In a little more than a decade, esports have become a billion-dollar global industry that engage hundreds of millions of viewers with weekly gaming competitions. Video games have always had a competitive component, but the early 2000s saw the birth of a more sophisticated industry around video game competition. Beginning in Korea with cable esports broadcasts of Starcraft: Broodwar, esports has expanded into a global phenomenon built around high-stakes video game play.

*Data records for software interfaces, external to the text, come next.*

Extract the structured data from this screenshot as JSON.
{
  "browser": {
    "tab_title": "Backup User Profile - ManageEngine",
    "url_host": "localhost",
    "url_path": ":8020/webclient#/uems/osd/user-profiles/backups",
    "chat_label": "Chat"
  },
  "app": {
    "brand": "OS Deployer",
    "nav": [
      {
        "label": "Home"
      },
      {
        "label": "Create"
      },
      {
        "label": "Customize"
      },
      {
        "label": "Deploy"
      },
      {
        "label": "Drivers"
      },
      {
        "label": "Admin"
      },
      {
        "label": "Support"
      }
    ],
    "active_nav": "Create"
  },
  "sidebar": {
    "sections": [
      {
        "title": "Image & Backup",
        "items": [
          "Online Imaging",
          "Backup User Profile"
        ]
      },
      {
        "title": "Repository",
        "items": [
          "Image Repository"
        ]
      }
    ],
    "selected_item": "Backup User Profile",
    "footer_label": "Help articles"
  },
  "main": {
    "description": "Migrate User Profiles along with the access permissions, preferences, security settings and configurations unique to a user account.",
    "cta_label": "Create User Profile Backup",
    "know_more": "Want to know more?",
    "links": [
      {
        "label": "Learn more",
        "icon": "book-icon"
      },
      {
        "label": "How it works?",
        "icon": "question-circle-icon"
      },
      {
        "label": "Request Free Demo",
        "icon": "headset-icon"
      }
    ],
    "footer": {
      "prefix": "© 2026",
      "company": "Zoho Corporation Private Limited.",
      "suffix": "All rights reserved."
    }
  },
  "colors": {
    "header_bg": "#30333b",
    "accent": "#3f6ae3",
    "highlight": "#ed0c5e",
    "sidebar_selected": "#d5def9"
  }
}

Supported by the rapid development of broadband networks and streaming media platforms like Twitch.TV, esports continue to change the way players use games.

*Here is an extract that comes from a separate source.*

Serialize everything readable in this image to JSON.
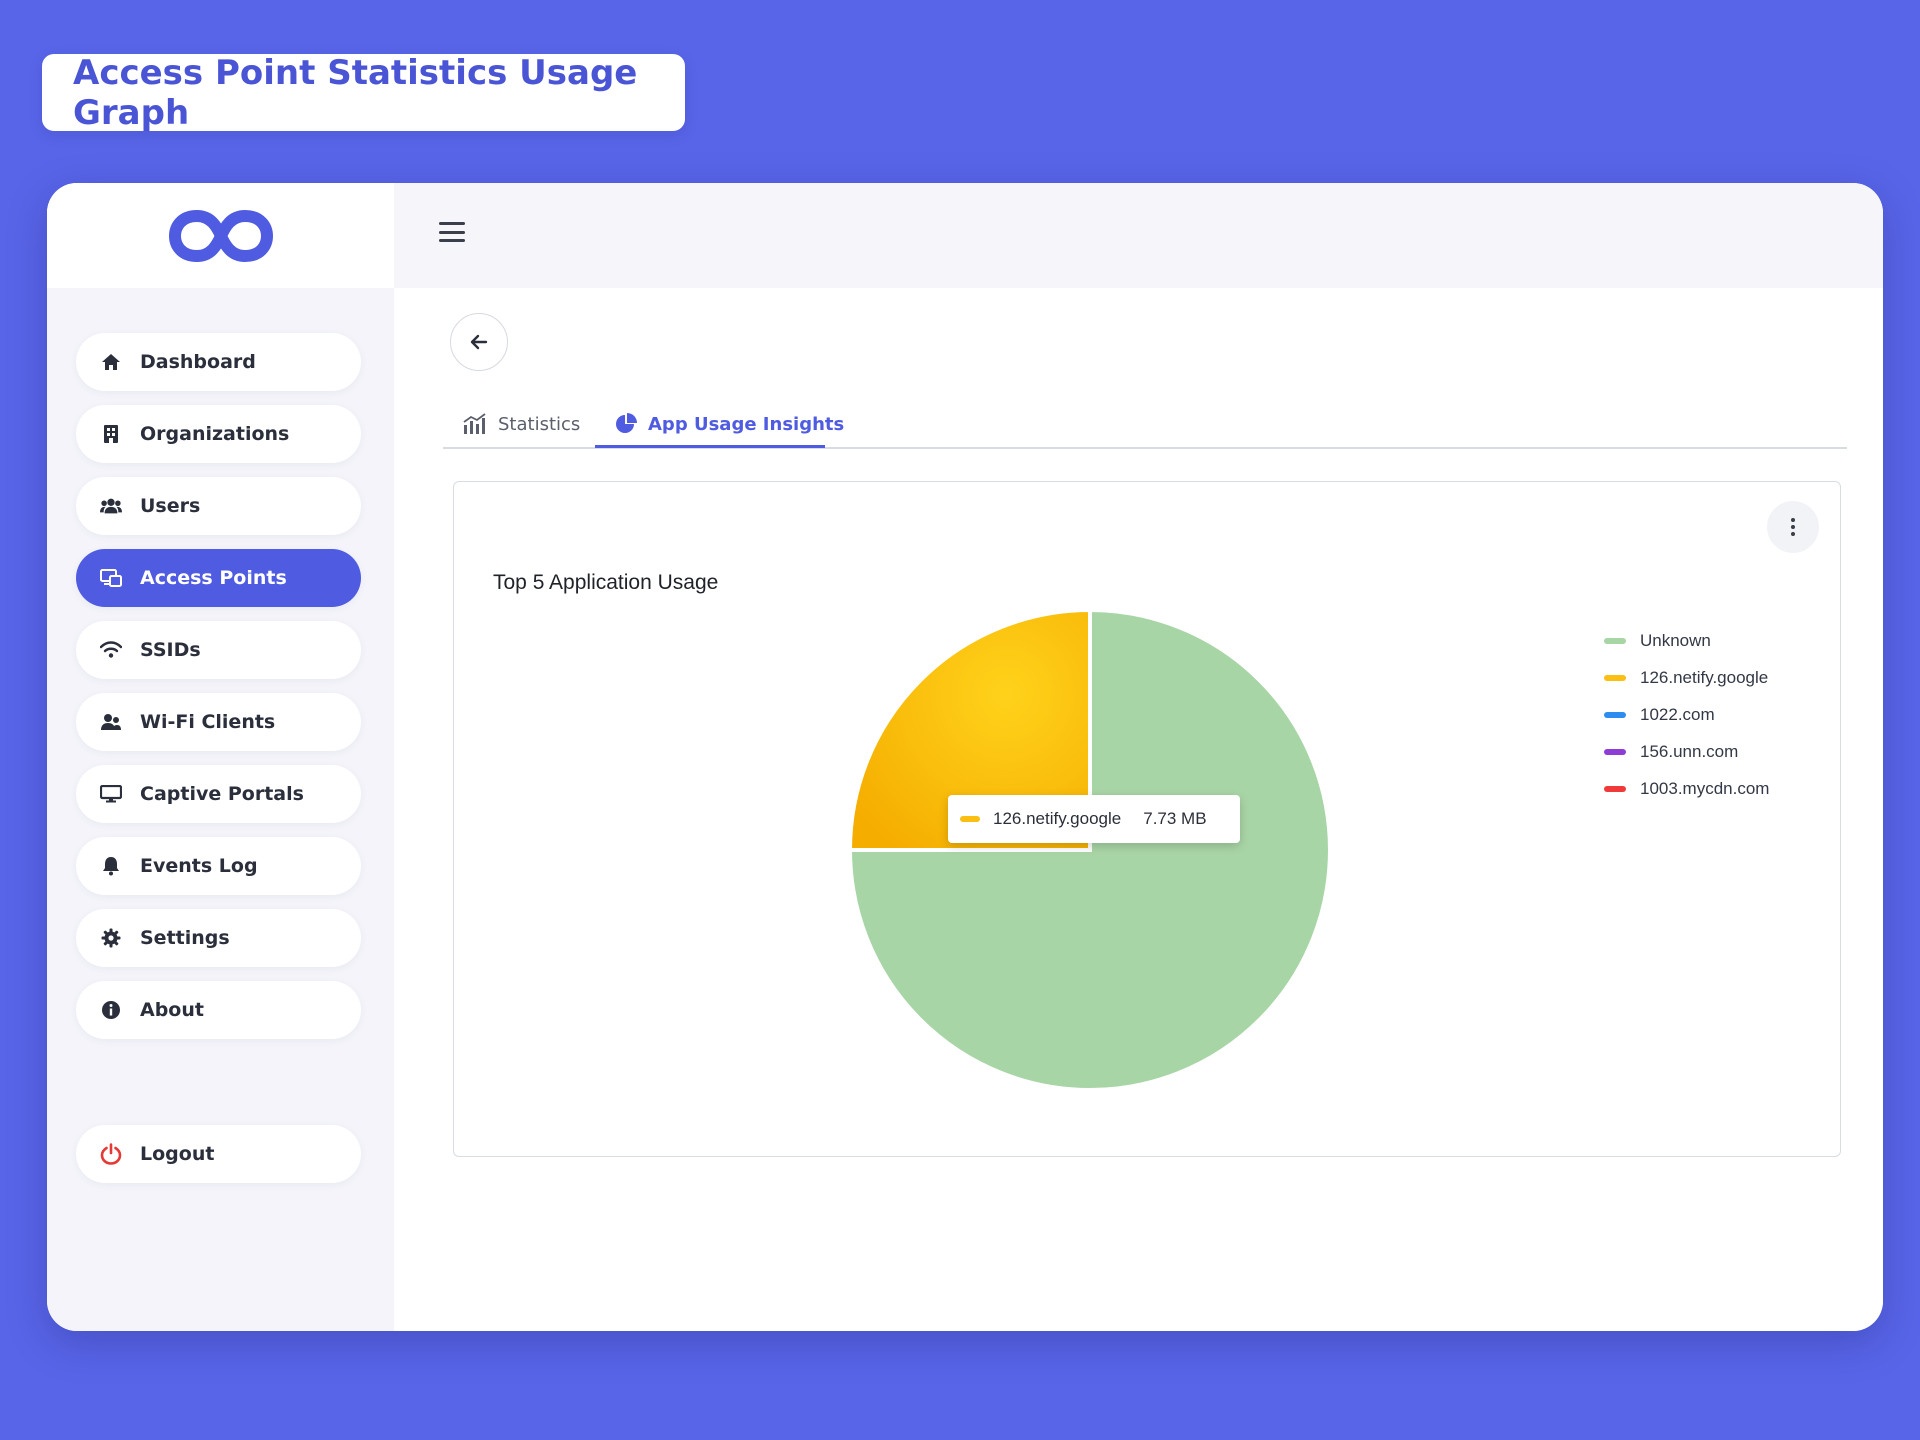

Dave Stewart, the executive producer of Riot Games’ North American League of Legends Championship Series, joined Alex Champlin (Film and Media Studies, UCSB) in a discussion about the serious future of video game play.
Dave Stewart, Executive Producer, North American League of Legends Championship Series
Moderator Alexander Champlin
Alexander Champlin studies spectator videogaming as an emergent media phenomenon. His work focuses on the conjunction of televisual broadcast production and videogame play, particularly the way play and game cultures shift as games become broadcast texts. He focuses on esports, videogame livestreaming, and Let’s Play media. Alex is a PhD candidate in the Department of Film and Media Studies at the University of California, Santa Barbara.
This event is sponsored by the Carsey-Wolf Center and Gaucho Gaming.